### Component data from apps and pages
....

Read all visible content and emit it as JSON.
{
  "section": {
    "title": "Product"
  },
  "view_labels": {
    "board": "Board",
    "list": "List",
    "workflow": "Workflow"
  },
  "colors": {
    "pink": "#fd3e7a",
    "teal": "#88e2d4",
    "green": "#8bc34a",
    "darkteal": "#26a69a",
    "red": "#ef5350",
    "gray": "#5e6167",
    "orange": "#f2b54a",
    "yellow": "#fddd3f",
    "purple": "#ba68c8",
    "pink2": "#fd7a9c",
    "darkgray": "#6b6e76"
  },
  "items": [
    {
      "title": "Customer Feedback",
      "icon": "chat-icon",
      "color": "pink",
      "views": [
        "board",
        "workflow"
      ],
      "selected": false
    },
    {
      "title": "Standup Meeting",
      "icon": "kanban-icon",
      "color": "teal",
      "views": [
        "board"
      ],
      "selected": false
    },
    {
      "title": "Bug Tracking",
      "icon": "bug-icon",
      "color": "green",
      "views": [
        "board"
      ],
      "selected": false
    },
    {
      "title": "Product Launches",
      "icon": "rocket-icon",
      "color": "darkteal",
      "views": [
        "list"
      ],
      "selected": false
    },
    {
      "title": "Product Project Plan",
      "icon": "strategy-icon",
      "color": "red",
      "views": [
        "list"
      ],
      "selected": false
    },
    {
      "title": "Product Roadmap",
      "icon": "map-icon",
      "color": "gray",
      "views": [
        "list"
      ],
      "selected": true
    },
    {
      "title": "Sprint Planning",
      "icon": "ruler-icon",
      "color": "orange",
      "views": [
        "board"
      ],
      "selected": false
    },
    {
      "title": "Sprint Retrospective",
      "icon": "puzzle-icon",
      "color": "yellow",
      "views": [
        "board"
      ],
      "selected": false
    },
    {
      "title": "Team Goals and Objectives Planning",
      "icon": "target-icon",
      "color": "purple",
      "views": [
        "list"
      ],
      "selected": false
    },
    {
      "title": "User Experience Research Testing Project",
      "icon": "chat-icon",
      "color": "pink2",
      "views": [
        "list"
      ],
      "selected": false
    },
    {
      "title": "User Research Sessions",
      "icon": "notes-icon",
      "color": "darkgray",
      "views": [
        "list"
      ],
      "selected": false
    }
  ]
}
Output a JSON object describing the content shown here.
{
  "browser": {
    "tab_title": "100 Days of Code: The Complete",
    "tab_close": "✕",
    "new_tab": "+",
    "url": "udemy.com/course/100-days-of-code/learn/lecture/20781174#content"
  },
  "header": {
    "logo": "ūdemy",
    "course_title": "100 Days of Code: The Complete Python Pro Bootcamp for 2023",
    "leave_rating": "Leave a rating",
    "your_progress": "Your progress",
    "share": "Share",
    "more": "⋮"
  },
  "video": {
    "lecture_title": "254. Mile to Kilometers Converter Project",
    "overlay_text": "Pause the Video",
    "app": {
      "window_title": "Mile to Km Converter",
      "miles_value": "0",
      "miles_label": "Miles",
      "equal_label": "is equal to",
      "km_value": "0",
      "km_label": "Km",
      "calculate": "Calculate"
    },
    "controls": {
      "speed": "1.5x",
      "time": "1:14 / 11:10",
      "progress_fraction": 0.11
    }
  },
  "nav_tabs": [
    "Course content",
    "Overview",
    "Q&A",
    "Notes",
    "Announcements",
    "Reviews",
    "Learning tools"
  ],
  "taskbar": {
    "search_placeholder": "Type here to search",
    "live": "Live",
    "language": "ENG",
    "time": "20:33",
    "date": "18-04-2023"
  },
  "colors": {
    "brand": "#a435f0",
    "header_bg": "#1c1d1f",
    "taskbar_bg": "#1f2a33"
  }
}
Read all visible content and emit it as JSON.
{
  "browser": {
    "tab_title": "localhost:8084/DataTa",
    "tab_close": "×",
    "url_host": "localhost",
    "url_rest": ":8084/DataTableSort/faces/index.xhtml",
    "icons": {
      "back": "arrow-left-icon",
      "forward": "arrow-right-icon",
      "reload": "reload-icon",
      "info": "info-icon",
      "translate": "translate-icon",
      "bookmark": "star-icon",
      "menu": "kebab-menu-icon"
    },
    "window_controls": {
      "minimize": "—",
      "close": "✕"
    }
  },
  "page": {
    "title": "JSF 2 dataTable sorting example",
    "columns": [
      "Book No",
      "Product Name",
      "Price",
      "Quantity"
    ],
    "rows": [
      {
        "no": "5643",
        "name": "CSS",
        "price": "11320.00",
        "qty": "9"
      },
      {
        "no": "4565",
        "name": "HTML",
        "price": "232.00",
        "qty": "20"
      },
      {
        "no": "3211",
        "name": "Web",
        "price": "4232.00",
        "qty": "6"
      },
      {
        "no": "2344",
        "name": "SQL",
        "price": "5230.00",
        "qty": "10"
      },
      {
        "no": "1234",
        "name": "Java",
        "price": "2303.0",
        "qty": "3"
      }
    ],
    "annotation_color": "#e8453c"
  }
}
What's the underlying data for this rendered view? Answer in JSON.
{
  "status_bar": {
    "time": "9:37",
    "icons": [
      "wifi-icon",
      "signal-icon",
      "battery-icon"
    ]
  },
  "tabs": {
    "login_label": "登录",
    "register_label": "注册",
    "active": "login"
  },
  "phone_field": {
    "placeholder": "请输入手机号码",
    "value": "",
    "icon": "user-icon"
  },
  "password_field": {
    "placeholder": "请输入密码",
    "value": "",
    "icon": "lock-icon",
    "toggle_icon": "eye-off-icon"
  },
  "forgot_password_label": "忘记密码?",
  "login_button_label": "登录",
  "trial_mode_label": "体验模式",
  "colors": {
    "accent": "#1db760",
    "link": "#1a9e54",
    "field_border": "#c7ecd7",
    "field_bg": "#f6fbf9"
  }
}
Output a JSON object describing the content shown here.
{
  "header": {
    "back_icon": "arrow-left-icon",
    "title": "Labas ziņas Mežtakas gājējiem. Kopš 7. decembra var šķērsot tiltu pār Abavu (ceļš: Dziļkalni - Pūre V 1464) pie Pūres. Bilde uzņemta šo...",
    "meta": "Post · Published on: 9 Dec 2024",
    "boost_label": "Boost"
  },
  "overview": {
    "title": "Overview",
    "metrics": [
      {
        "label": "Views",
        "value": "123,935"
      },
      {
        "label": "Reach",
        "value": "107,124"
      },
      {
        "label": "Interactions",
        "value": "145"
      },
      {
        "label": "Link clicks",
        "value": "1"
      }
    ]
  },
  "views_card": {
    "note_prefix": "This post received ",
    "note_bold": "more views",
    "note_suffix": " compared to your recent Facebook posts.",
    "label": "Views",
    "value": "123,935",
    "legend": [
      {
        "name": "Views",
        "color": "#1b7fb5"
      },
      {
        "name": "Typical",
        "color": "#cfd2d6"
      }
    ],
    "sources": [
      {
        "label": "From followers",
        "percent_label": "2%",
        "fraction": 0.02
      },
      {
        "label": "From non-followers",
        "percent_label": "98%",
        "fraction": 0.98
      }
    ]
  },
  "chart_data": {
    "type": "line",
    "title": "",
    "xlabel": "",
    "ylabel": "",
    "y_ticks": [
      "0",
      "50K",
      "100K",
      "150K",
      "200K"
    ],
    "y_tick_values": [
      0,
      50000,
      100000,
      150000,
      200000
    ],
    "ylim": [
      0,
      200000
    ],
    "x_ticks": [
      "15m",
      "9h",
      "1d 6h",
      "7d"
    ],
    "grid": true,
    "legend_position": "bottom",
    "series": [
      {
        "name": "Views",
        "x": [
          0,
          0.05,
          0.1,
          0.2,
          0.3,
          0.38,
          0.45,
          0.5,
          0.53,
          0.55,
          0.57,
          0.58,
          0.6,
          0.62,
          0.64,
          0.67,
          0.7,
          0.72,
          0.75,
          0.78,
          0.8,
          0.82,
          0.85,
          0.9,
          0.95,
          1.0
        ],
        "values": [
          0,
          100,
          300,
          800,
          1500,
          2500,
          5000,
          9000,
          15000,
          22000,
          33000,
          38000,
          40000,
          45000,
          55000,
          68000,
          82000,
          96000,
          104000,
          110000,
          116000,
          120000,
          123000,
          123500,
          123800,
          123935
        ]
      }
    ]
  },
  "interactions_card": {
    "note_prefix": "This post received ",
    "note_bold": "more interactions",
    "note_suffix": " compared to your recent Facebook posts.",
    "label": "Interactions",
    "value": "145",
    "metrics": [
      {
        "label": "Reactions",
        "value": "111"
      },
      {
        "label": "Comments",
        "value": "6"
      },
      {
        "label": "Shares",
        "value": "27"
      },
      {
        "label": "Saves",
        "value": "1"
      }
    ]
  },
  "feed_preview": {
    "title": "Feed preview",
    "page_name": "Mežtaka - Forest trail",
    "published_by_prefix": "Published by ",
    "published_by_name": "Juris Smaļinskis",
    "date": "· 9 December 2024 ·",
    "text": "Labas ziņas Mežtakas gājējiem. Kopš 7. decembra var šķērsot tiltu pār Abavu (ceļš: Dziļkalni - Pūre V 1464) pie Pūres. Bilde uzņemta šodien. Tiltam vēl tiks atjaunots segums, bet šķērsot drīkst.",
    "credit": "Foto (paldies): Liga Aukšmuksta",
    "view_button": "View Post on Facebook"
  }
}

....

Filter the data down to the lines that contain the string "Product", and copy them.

    "title": "Product"
      "title": "Product Launches",
      "title": "Product Project Plan",
      "title": "Product Roadmap",
      "Product Name",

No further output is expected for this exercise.